In this clinical study, a compounded combination medication was safe and therapeutically equivalent to the conventional use of multiple medications for controlling inflammation after cataract surgery.
A LOOK AHEAD
Over the next few quarters, Ocular Science will present more prospective studies on its postoperative combinations for LASIK and glaucoma to establish confidence in these medications’ safety and efficacy. In addition, the company will present the retrospective results of its novel dry eye therapy, Genesis, an amniotic cytokine extract, at the American Society of Cataract and Refractive Surgery Congress & Symposium this month. The company maintains that combination compounded medication, when proven through the scientific method, will provide a new class of treatment for patients.
1. Kholdebarin R, Campbell RJ, Jin Y-P, Buys YM, Canadian Compliance Study Group. Multicenter study of compliance and drop administration in glaucoma. Can J Ophthalmol. 2008;43(4):454-456.
2. Winfield AJ, Jessiman D, Williams A, Esakowitz L. A study of the causes of non-compliance by patients prescribed eyedrops. Br J Ophthalmol. 1990;74:477-480.
3. Srivastava K, Arora A, Kataria A, et al. Impact of reducing dosing frequency on adherence to oral therapies: a literature review and meta-analysis. Clin Ther. 2003;25:8:2307-2335.

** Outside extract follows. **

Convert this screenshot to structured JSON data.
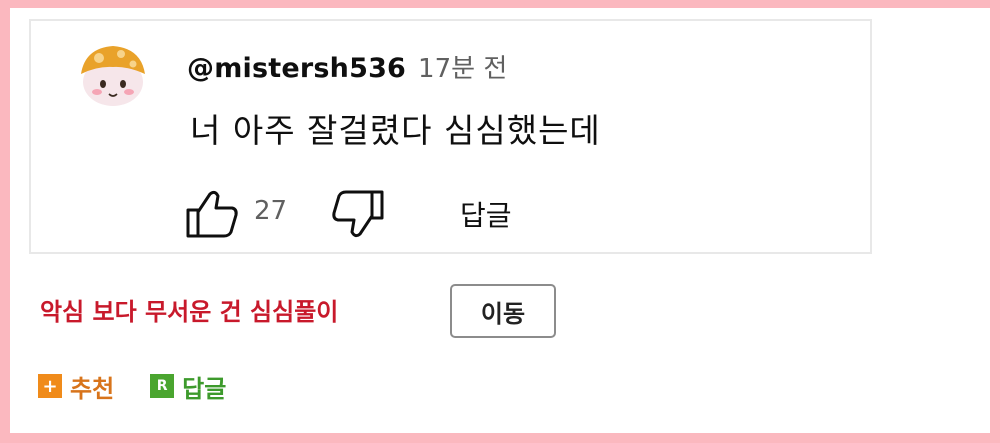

4. Shorstein NH, Winthrop KL, Herrinton LJ. Decreased postoperative endophthalmitis rate after institution of intracameral antibiotics in a Northern California eye department. J Cataract Refract Surg. 2013;39(1):8-14.